- Kayla Anzalone
- January 24, 2023
The third cycle of the Climate Leaders Fellowship program has recently concluded after two months of remarkable work by hundreds of students. Through this environmental stewardship program, high school students had the opportunity to analyze the consequences of climate change in their local areas and devise methods to address the issue.
After recognizing a local requirement that was caused or exacerbated by climate change, students collaborated with local organizations that could benefit from a donation drive to aid those in need.
The online program is offered in a collaboration between the Stanford University Deliberative Democracy Lab and the Rustic Pathways Foundation.
Read on to learn about Ruby and Elyse’s efforts in California and New York!
Los Angeles, California

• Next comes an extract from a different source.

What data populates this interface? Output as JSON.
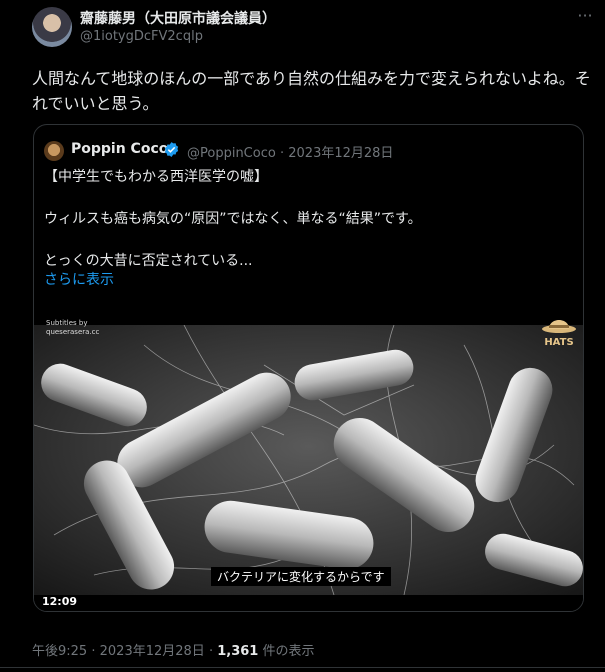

Ruby organized a reusable water bottle drive for a local homeless shelter as her project. She specifically chose this item as she felt it covered many climate change related issues. Homeless people are generally at a higher risk for climate-induced sickness like heatstroke, so staying hydrated is important. But since reusable water bottles are expensive, not everybody has access to this luxury. Additionally, plastic water bottles continue to wreck the environment.
After setting up donation boxes at her school, Ruby got approval for students to receive extra credit for donating. This motivated many of her peers and her community donated 60 pounds of reusable water bottles to the Los Angeles Mission.
“Participating allowed me to feel that I could make a difference in a community as large as Los Angeles,” says Ruby. “Because our city is especially affected by climate change due to its large and unsustainable nature, it was really empowering to know that I was able to organize a drive on such a large scale. I’m proud of how much we were able to donate and I’m really happy with the outcome.”
When thinking about her future, Ruby may major in either biology with the ambition of entering the medical field, or criminology and political science with the goal of pursuing a career in law. Ruby enjoys running on her school’s cross country and track teams, and also loves spending time in nature, especially with her dog!
Ruby says you have to be willing to take risks to make an impact–she was turned down by nine shelters before she found one that needed the donations and was willing to partner with her as an individual. Additionally, she was scared to bring her ideas to the school administration, but ultimately speaking out about the concept allowed Ruby’s drive to be a great success.
Bedford Hills, New York
For her fellowship project, Elyse created over 50 care kits for homeless individuals. She made the decision to address this issue after witnessing the heartbreaking sight of struggling people on the New York city streets during the winter.
With extreme temperatures this year, each pack contained gloves, socks, hand warmers, and hygiene products like toothbrushes, shampoo, conditioner and soap to keep people healthy and warm. Elyse brought everything to a local shelter where they were thankful for the donations.
Elyse is very interested in science and in the future she would be happy pursuing studies like biotechnology, environmental biochemistry, geology, genetics, computer science, robotics, and mining and mineral engineering. For fun, Elyse enjoys anything science-related, reading, farming, summer service trips, traveling, learning new languages, hiking, music, playing the guitar, and collecting instruments.
Elyse advises others pursuing a project to make a planner with your deadlines to ensure you reach provided deadlines.
Our next fellowship round launches soon. For more information and to sign up, please visit the Climate Leaders Fellowship program page.